Exact reproduction of every record is required, and pictures are to be excluded.

Exercise material START

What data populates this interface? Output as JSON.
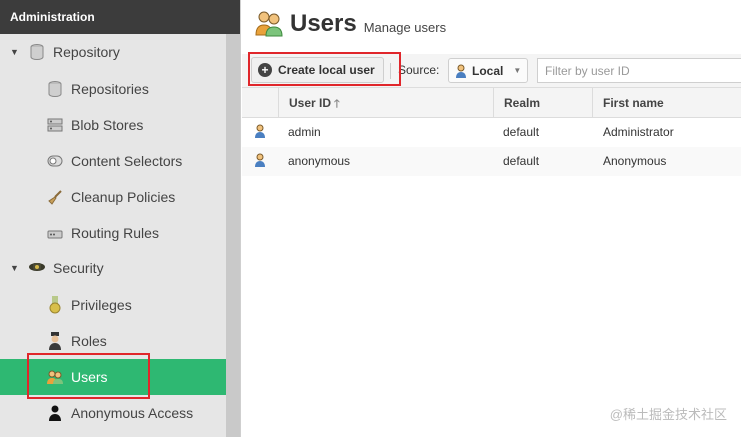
{
  "sidebar": {
    "header": "Administration",
    "groups": [
      {
        "label": "Repository",
        "icon": "database-icon"
      },
      {
        "label": "Security",
        "icon": "security-badge-icon"
      }
    ],
    "repository_items": [
      {
        "label": "Repositories",
        "icon": "database-icon"
      },
      {
        "label": "Blob Stores",
        "icon": "server-icon"
      },
      {
        "label": "Content Selectors",
        "icon": "selector-icon"
      },
      {
        "label": "Cleanup Policies",
        "icon": "broom-icon"
      },
      {
        "label": "Routing Rules",
        "icon": "router-icon"
      }
    ],
    "security_items": [
      {
        "label": "Privileges",
        "icon": "medal-icon"
      },
      {
        "label": "Roles",
        "icon": "role-icon"
      },
      {
        "label": "Users",
        "icon": "users-icon",
        "selected": true
      },
      {
        "label": "Anonymous Access",
        "icon": "person-icon"
      }
    ]
  },
  "main": {
    "title": "Users",
    "subtitle": "Manage users",
    "toolbar": {
      "create_label": "Create local user",
      "source_label": "Source:",
      "source_value": "Local",
      "filter_placeholder": "Filter by user ID"
    },
    "table": {
      "columns": [
        "User ID",
        "Realm",
        "First name"
      ],
      "rows": [
        {
          "user_id": "admin",
          "realm": "default",
          "first_name": "Administrator"
        },
        {
          "user_id": "anonymous",
          "realm": "default",
          "first_name": "Anonymous"
        }
      ]
    }
  },
  "watermark": "@稀土掘金技术社区",
  "colors": {
    "selected": "#2eb872",
    "header_bg": "#3c3c3c",
    "highlight": "#e0262b"
  }
}
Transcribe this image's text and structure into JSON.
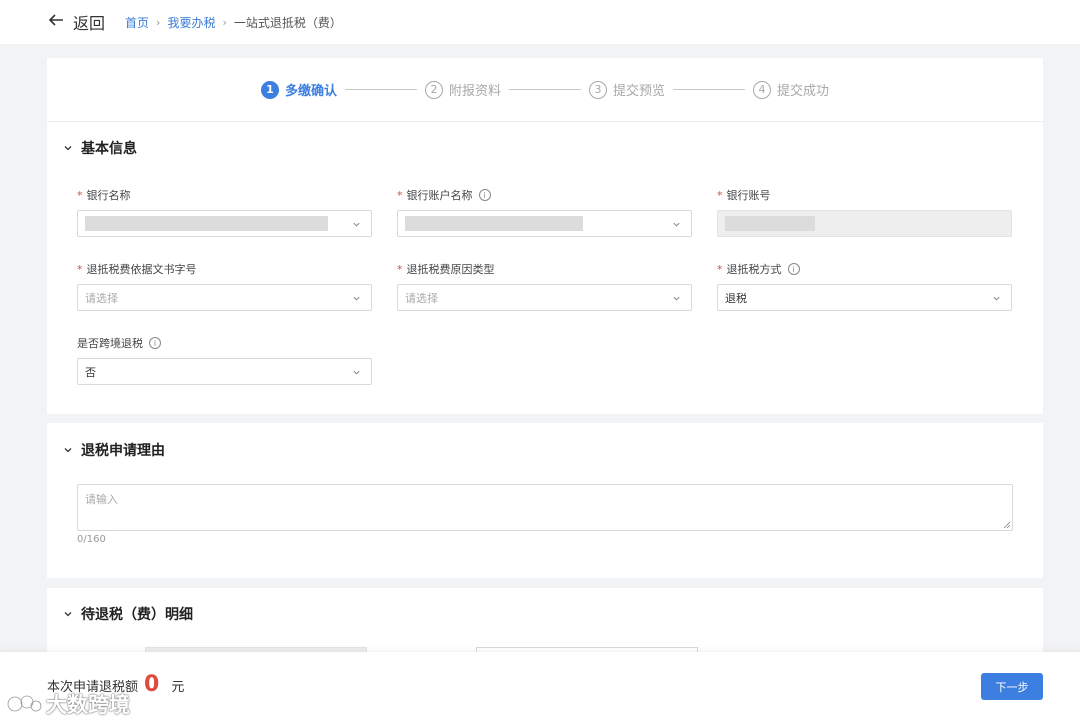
{
  "header": {
    "back_label": "返回",
    "breadcrumb": [
      {
        "label": "首页",
        "link": true
      },
      {
        "label": "我要办税",
        "link": true
      },
      {
        "label": "一站式退抵税（费）",
        "link": false
      }
    ],
    "breadcrumb_separator": "›"
  },
  "steps": [
    {
      "num": "1",
      "label": "多缴确认",
      "active": true
    },
    {
      "num": "2",
      "label": "附报资料",
      "active": false
    },
    {
      "num": "3",
      "label": "提交预览",
      "active": false
    },
    {
      "num": "4",
      "label": "提交成功",
      "active": false
    }
  ],
  "basic_info": {
    "title": "基本信息",
    "fields": {
      "bank_name": {
        "label": "银行名称",
        "required": true
      },
      "account_name": {
        "label": "银行账户名称",
        "required": true,
        "info": true
      },
      "account_no": {
        "label": "银行账号",
        "required": true,
        "disabled": true
      },
      "doc_no": {
        "label": "退抵税费依据文书字号",
        "required": true,
        "placeholder": "请选择"
      },
      "reason_type": {
        "label": "退抵税费原因类型",
        "required": true,
        "placeholder": "请选择"
      },
      "method": {
        "label": "退抵税方式",
        "required": true,
        "info": true,
        "value": "退税"
      },
      "cross_border": {
        "label": "是否跨境退税",
        "required": false,
        "info": true,
        "value": "否"
      }
    }
  },
  "reason": {
    "title": "退税申请理由",
    "placeholder": "请输入",
    "counter": "0/160"
  },
  "details": {
    "title": "待退税（费）明细"
  },
  "footer": {
    "amount_label": "本次申请退税额",
    "amount": "0",
    "unit": "元",
    "next_label": "下一步",
    "watermark": "大数跨境"
  },
  "colors": {
    "primary": "#3d7fe0",
    "required": "#e0493d",
    "amount": "#e0493d",
    "background": "#f2f3f5"
  }
}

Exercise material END

**Your solution**
What data populates this interface? Output as JSON.
{
  "sidebar": {
    "header": "Administration",
    "groups": [
      {
        "label": "Repository",
        "icon": "database-icon"
      },
      {
        "label": "Security",
        "icon": "security-badge-icon"
      }
    ],
    "repository_items": [
      {
        "label": "Repositories",
        "icon": "database-icon"
      },
      {
        "label": "Blob Stores",
        "icon": "server-icon"
      },
      {
        "label": "Content Selectors",
        "icon": "selector-icon"
      },
      {
        "label": "Cleanup Policies",
        "icon": "broom-icon"
      },
      {
        "label": "Routing Rules",
        "icon": "router-icon"
      }
    ],
    "security_items": [
      {
        "label": "Privileges",
        "icon": "medal-icon"
      },
      {
        "label": "Roles",
        "icon": "role-icon"
      },
      {
        "label": "Users",
        "icon": "users-icon",
        "selected": true
      },
      {
        "label": "Anonymous Access",
        "icon": "person-icon"
      }
    ]
  },
  "main": {
    "title": "Users",
    "subtitle": "Manage users",
    "toolbar": {
      "create_label": "Create local user",
      "source_label": "Source:",
      "source_value": "Local",
      "filter_placeholder": "Filter by user ID"
    },
    "table": {
      "columns": [
        "User ID",
        "Realm",
        "First name"
      ],
      "rows": [
        {
          "user_id": "admin",
          "realm": "default",
          "first_name": "Administrator"
        },
        {
          "user_id": "anonymous",
          "realm": "default",
          "first_name": "Anonymous"
        }
      ]
    }
  },
  "watermark": "@稀土掘金技术社区",
  "colors": {
    "selected": "#2eb872",
    "header_bg": "#3c3c3c",
    "highlight": "#e0262b"
  }
}
Transcribe this image's text and structure into JSON.
{
  "header": {
    "back_label": "返回",
    "breadcrumb": [
      {
        "label": "首页",
        "link": true
      },
      {
        "label": "我要办税",
        "link": true
      },
      {
        "label": "一站式退抵税（费）",
        "link": false
      }
    ],
    "breadcrumb_separator": "›"
  },
  "steps": [
    {
      "num": "1",
      "label": "多缴确认",
      "active": true
    },
    {
      "num": "2",
      "label": "附报资料",
      "active": false
    },
    {
      "num": "3",
      "label": "提交预览",
      "active": false
    },
    {
      "num": "4",
      "label": "提交成功",
      "active": false
    }
  ],
  "basic_info": {
    "title": "基本信息",
    "fields": {
      "bank_name": {
        "label": "银行名称",
        "required": true
      },
      "account_name": {
        "label": "银行账户名称",
        "required": true,
        "info": true
      },
      "account_no": {
        "label": "银行账号",
        "required": true,
        "disabled": true
      },
      "doc_no": {
        "label": "退抵税费依据文书字号",
        "required": true,
        "placeholder": "请选择"
      },
      "reason_type": {
        "label": "退抵税费原因类型",
        "required": true,
        "placeholder": "请选择"
      },
      "method": {
        "label": "退抵税方式",
        "required": true,
        "info": true,
        "value": "退税"
      },
      "cross_border": {
        "label": "是否跨境退税",
        "required": false,
        "info": true,
        "value": "否"
      }
    }
  },
  "reason": {
    "title": "退税申请理由",
    "placeholder": "请输入",
    "counter": "0/160"
  },
  "details": {
    "title": "待退税（费）明细"
  },
  "footer": {
    "amount_label": "本次申请退税额",
    "amount": "0",
    "unit": "元",
    "next_label": "下一步",
    "watermark": "大数跨境"
  },
  "colors": {
    "primary": "#3d7fe0",
    "required": "#e0493d",
    "amount": "#e0493d",
    "background": "#f2f3f5"
  }
}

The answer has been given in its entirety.